▶ [WHAT THIS TASK INVOLVES] All of the lines below should be printed again exactly as they are.

▶ [MATERIALS PROVIDED]
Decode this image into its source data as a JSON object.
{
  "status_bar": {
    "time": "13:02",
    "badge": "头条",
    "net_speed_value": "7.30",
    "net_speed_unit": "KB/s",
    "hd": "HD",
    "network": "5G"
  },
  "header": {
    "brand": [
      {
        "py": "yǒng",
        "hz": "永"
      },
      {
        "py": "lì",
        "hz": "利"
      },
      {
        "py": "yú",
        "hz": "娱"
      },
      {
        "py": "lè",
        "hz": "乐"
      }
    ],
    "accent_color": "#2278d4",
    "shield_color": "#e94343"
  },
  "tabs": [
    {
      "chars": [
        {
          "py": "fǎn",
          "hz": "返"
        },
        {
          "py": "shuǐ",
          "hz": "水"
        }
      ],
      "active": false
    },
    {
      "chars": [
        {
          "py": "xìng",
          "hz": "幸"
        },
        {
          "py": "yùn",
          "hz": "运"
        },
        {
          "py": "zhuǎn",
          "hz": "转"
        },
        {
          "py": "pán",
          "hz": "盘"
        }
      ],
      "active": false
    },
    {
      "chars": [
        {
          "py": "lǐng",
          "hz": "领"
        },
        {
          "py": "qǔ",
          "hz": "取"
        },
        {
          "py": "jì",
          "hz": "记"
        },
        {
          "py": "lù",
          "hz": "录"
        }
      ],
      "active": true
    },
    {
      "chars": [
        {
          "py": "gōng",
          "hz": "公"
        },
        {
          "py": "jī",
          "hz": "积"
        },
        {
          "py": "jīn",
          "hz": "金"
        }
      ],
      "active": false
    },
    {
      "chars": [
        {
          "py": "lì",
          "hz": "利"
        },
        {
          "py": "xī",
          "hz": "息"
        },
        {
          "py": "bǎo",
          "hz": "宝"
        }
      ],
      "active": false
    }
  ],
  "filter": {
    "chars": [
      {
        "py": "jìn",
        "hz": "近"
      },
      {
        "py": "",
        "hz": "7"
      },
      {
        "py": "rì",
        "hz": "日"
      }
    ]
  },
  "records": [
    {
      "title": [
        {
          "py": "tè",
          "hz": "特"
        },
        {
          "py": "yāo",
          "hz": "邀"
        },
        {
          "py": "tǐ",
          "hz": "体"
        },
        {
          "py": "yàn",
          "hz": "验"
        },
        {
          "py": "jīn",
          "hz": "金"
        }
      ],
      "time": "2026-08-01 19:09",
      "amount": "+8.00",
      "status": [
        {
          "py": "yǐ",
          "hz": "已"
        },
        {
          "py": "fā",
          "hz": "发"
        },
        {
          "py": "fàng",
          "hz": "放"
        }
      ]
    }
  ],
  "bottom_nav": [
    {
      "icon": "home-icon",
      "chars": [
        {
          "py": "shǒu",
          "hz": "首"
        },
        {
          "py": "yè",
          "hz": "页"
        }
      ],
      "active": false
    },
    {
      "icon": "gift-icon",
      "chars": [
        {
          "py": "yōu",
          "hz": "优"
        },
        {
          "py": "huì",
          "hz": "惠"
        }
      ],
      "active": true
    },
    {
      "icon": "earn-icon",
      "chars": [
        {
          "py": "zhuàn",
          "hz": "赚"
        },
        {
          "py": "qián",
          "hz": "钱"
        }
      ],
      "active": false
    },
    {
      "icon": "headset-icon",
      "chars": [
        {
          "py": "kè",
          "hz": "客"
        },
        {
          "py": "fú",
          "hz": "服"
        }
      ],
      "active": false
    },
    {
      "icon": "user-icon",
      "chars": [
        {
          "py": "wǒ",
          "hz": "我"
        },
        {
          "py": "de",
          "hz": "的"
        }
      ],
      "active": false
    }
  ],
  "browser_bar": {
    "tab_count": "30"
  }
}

▶ [REPLY]
Decode this image into its source data as a JSON object.
{
  "status_bar": {
    "time": "13:02",
    "badge": "头条",
    "net_speed_value": "7.30",
    "net_speed_unit": "KB/s",
    "hd": "HD",
    "network": "5G"
  },
  "header": {
    "brand": [
      {
        "py": "yǒng",
        "hz": "永"
      },
      {
        "py": "lì",
        "hz": "利"
      },
      {
        "py": "yú",
        "hz": "娱"
      },
      {
        "py": "lè",
        "hz": "乐"
      }
    ],
    "accent_color": "#2278d4",
    "shield_color": "#e94343"
  },
  "tabs": [
    {
      "chars": [
        {
          "py": "fǎn",
          "hz": "返"
        },
        {
          "py": "shuǐ",
          "hz": "水"
        }
      ],
      "active": false
    },
    {
      "chars": [
        {
          "py": "xìng",
          "hz": "幸"
        },
        {
          "py": "yùn",
          "hz": "运"
        },
        {
          "py": "zhuǎn",
          "hz": "转"
        },
        {
          "py": "pán",
          "hz": "盘"
        }
      ],
      "active": false
    },
    {
      "chars": [
        {
          "py": "lǐng",
          "hz": "领"
        },
        {
          "py": "qǔ",
          "hz": "取"
        },
        {
          "py": "jì",
          "hz": "记"
        },
        {
          "py": "lù",
          "hz": "录"
        }
      ],
      "active": true
    },
    {
      "chars": [
        {
          "py": "gōng",
          "hz": "公"
        },
        {
          "py": "jī",
          "hz": "积"
        },
        {
          "py": "jīn",
          "hz": "金"
        }
      ],
      "active": false
    },
    {
      "chars": [
        {
          "py": "lì",
          "hz": "利"
        },
        {
          "py": "xī",
          "hz": "息"
        },
        {
          "py": "bǎo",
          "hz": "宝"
        }
      ],
      "active": false
    }
  ],
  "filter": {
    "chars": [
      {
        "py": "jìn",
        "hz": "近"
      },
      {
        "py": "",
        "hz": "7"
      },
      {
        "py": "rì",
        "hz": "日"
      }
    ]
  },
  "records": [
    {
      "title": [
        {
          "py": "tè",
          "hz": "特"
        },
        {
          "py": "yāo",
          "hz": "邀"
        },
        {
          "py": "tǐ",
          "hz": "体"
        },
        {
          "py": "yàn",
          "hz": "验"
        },
        {
          "py": "jīn",
          "hz": "金"
        }
      ],
      "time": "2026-08-01 19:09",
      "amount": "+8.00",
      "status": [
        {
          "py": "yǐ",
          "hz": "已"
        },
        {
          "py": "fā",
          "hz": "发"
        },
        {
          "py": "fàng",
          "hz": "放"
        }
      ]
    }
  ],
  "bottom_nav": [
    {
      "icon": "home-icon",
      "chars": [
        {
          "py": "shǒu",
          "hz": "首"
        },
        {
          "py": "yè",
          "hz": "页"
        }
      ],
      "active": false
    },
    {
      "icon": "gift-icon",
      "chars": [
        {
          "py": "yōu",
          "hz": "优"
        },
        {
          "py": "huì",
          "hz": "惠"
        }
      ],
      "active": true
    },
    {
      "icon": "earn-icon",
      "chars": [
        {
          "py": "zhuàn",
          "hz": "赚"
        },
        {
          "py": "qián",
          "hz": "钱"
        }
      ],
      "active": false
    },
    {
      "icon": "headset-icon",
      "chars": [
        {
          "py": "kè",
          "hz": "客"
        },
        {
          "py": "fú",
          "hz": "服"
        }
      ],
      "active": false
    },
    {
      "icon": "user-icon",
      "chars": [
        {
          "py": "wǒ",
          "hz": "我"
        },
        {
          "py": "de",
          "hz": "的"
        }
      ],
      "active": false
    }
  ],
  "browser_bar": {
    "tab_count": "30"
  }
}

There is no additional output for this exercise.